There can be left over snow drifts early in the season, the can sometimes have melted underneath - particularly if it covers moving water. Just because it looks solid, it doesn't mean it is. Exercise extreme caution when crossing such snow drifts and if possible walk around them to where you can see the solidity of the ground clearly.
Some of the ground can be uneven, with rocky/pebbly paths and even ice. Ensure you have suitable footwear with ankle support, and step cautiously when needed.
Much of the path is on clifftops and there has been some erosion, for this reason, the path is sometimes unclear, be careful of the drop and of loose rocks and edges to the cliffs.

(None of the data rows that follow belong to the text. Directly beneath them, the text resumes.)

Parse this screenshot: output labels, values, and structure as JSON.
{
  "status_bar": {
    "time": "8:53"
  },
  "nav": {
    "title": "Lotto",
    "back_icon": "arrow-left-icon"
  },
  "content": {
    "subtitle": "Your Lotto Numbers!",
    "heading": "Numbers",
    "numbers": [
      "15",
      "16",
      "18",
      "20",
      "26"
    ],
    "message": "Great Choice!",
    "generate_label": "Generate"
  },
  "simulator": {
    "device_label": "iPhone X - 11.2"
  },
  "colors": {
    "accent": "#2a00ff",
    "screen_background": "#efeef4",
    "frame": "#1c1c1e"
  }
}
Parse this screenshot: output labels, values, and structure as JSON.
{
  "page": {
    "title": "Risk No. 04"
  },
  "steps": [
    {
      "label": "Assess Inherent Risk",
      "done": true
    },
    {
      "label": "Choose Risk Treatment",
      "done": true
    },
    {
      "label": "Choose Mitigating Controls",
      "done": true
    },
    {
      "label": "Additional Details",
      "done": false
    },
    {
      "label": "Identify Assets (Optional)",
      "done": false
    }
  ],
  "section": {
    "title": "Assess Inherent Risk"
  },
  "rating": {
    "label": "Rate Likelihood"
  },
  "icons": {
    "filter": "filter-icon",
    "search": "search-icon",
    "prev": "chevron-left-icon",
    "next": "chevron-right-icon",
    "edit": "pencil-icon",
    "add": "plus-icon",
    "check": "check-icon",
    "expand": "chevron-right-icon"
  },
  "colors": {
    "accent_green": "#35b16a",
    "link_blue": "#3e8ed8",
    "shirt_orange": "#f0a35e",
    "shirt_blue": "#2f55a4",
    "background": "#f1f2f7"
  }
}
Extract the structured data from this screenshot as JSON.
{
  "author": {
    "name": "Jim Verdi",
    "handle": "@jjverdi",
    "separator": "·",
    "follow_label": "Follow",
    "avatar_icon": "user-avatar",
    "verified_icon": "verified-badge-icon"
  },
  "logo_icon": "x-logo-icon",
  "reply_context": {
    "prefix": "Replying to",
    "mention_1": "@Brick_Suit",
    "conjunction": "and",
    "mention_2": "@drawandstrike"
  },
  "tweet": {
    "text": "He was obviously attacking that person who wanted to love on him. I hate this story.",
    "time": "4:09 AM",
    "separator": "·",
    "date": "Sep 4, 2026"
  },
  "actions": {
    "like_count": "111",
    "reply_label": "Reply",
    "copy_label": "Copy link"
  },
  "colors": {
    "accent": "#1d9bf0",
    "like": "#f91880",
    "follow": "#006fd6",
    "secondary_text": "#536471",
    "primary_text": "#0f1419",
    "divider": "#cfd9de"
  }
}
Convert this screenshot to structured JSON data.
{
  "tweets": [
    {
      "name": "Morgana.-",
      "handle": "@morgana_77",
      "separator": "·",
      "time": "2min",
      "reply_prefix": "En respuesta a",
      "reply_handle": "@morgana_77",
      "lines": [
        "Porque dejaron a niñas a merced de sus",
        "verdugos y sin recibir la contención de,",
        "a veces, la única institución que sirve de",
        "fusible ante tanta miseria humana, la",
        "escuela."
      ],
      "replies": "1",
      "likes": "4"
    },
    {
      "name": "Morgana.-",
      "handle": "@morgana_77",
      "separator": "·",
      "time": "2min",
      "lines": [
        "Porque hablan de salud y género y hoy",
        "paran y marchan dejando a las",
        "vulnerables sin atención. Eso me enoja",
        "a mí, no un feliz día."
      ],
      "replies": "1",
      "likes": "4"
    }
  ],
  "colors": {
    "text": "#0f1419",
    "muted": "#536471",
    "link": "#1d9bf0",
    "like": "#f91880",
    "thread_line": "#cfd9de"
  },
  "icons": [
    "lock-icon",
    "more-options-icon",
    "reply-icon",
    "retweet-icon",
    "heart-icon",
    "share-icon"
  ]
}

Some of the gates are cattle deterrents and are electrified, be sure to use the plastic handles and reattach the cable to the housing when you pass through, they are 12 volts, so not dangerous but very unpleasant.
Tips, hints and links
Food and Drink
You can get refreshments at the funicular station, otherwise, it is worth bringing a snack, but the trail is short and a full lunch may not be necessary.
Points of Interest
The funicular Station
A restaurant and funicular station with fantastic views of the valley, great cake and good coffee for a reasonable price.
The solar system 'Planet Path'
The path is 6 km long in total and tells you about the 9 planets in our solar system. Two separate scales are used: 1 metre to 1 million kilometres for walking distances and 1 cm to 1000 km for the diameters of the planets. Nature lovers can access the path on foot all year round, via St. Luc or Chandolin. Stargazing evenings are organised for the public several times a year and these provide the opportunity of observing the sun and the moon.
Amidst native pine and larch woods, Chandolin nestles securely on the sunny side of the Val d'Anniviers and has retained all its authentic charm. This ancient village with its typical timber houses and situated at an altitude of 1936 m is among the highest, continuously inhabited settlements in Europe.
This tour is available on the following itineraries: WSWITVD